Material for this task:
══════════════════════════════
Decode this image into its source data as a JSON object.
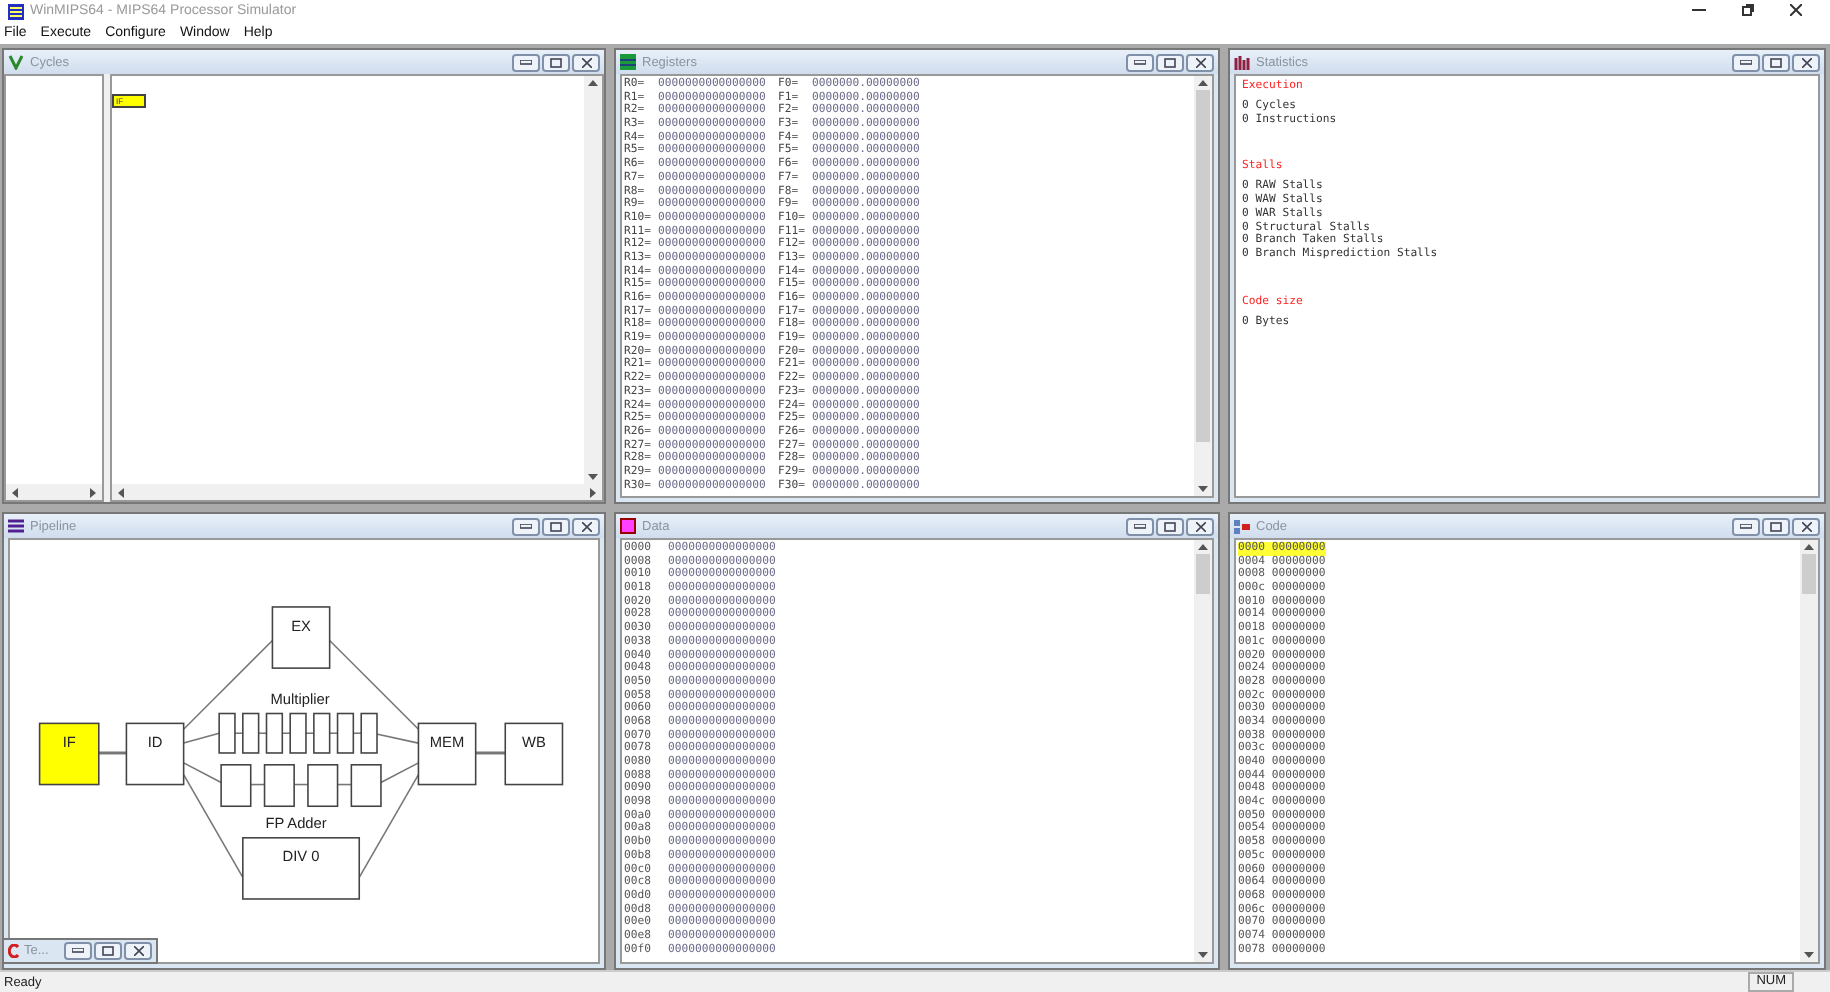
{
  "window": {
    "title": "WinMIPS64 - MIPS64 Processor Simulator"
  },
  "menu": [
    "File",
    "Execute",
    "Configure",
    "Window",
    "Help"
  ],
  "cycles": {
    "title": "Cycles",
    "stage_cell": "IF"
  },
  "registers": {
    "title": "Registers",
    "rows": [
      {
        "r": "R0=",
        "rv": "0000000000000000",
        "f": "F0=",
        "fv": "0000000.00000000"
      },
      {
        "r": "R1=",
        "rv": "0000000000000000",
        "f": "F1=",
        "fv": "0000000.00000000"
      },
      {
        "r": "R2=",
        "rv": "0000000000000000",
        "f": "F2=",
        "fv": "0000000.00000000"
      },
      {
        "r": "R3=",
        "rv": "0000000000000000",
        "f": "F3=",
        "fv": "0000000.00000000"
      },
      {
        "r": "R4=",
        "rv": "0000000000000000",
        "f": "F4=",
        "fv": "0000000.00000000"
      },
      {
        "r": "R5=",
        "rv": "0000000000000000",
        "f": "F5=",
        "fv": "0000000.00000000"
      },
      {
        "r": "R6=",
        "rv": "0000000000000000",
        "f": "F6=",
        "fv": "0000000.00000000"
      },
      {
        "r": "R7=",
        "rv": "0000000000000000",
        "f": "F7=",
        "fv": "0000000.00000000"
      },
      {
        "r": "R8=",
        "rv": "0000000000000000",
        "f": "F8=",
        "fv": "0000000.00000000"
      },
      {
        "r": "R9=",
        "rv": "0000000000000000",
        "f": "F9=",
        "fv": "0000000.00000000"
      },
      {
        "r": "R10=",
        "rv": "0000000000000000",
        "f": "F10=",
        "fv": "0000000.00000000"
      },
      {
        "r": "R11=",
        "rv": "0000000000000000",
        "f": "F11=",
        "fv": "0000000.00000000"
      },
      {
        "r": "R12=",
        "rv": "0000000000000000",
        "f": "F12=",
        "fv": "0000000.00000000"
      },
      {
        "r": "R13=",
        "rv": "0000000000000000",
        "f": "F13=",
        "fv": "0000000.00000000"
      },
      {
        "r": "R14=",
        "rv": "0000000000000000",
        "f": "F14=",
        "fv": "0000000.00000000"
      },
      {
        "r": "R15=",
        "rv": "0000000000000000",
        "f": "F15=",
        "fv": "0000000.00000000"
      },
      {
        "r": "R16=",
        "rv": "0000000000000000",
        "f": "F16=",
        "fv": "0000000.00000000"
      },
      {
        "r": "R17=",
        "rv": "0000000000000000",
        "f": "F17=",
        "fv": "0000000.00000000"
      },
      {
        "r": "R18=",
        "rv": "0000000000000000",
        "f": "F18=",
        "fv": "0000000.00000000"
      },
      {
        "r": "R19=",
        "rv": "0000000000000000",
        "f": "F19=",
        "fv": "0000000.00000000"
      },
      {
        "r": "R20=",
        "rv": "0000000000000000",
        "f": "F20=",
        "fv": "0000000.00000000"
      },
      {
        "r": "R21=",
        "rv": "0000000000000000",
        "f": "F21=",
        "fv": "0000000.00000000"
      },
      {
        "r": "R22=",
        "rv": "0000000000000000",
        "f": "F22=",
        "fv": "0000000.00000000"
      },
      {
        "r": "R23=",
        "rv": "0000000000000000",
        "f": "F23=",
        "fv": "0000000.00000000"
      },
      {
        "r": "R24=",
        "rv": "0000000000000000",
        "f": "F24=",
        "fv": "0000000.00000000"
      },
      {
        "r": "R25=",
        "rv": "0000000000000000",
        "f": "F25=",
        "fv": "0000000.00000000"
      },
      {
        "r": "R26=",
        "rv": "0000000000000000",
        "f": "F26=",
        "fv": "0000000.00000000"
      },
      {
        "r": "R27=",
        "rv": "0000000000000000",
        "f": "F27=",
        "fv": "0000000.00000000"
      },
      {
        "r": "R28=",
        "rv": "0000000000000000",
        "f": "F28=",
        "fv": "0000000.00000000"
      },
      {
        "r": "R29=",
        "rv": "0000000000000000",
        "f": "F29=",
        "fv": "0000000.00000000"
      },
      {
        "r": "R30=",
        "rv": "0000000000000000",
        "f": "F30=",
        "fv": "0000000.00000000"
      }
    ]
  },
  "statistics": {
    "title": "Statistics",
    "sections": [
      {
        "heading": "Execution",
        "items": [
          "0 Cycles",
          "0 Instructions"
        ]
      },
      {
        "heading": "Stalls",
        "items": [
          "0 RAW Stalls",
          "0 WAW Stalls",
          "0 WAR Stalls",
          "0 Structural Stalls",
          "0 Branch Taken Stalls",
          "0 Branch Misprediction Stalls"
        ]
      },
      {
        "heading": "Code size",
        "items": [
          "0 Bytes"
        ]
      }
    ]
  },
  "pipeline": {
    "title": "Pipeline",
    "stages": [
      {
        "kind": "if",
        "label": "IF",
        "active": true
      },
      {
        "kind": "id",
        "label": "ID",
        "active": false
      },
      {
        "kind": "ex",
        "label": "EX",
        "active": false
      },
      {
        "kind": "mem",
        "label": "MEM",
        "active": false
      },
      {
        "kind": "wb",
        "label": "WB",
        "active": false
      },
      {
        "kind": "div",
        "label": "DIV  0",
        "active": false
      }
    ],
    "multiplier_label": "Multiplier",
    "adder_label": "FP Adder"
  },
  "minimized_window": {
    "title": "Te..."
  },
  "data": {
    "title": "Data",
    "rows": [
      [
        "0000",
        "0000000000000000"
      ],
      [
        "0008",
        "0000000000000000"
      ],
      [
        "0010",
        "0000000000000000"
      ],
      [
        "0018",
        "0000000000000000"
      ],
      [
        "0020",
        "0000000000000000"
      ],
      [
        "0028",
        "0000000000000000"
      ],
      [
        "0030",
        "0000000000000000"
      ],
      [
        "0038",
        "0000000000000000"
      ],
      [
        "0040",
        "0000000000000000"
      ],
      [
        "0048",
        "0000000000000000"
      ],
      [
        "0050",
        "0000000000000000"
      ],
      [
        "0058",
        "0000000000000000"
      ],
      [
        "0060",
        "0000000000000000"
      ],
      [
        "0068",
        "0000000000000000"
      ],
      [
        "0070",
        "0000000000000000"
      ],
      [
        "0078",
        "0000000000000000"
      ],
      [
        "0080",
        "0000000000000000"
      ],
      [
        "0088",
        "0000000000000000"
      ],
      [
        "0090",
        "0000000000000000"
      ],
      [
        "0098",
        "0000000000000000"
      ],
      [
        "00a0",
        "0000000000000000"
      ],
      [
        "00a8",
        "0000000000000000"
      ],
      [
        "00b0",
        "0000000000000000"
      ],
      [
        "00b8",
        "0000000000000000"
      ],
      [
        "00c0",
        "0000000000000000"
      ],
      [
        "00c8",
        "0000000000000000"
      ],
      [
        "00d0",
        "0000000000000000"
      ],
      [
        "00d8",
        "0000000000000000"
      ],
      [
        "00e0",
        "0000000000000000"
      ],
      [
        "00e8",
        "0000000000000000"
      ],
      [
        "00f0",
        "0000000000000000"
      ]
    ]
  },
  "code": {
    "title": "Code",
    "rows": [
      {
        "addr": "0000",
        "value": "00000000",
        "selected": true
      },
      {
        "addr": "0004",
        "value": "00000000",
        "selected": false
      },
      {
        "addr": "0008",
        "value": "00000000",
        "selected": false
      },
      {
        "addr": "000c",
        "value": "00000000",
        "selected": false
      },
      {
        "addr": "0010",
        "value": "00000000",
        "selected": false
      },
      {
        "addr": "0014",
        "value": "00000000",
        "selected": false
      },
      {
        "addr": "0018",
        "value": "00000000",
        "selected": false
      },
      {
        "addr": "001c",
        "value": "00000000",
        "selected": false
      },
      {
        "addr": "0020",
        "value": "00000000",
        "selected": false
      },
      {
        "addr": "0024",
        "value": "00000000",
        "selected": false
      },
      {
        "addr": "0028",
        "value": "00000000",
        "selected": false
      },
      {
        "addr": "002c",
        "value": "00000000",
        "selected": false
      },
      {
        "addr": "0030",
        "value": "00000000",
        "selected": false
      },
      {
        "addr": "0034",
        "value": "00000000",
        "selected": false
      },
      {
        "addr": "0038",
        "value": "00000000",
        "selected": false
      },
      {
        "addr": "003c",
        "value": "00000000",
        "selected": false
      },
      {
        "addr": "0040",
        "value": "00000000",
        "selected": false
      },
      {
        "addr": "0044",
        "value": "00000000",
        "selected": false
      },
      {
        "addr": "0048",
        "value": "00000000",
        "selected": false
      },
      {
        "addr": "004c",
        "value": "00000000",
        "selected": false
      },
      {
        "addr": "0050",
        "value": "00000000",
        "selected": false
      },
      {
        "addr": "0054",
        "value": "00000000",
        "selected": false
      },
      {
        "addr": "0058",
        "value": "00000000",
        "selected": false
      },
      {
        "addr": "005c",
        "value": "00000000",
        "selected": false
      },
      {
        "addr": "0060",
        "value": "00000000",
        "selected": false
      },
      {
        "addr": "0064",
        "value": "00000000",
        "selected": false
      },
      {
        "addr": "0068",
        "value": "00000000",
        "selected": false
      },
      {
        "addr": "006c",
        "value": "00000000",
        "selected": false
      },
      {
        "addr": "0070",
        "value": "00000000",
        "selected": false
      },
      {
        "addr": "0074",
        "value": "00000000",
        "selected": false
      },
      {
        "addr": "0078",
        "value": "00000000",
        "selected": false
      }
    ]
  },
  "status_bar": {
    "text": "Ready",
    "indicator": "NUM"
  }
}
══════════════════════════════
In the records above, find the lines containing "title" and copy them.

    "title": "WinMIPS64 - MIPS64 Processor Simulator"
    "title": "Cycles",
    "title": "Registers",
    "title": "Statistics",
    "title": "Pipeline",
    "title": "Te..."
    "title": "Data",
    "title": "Code",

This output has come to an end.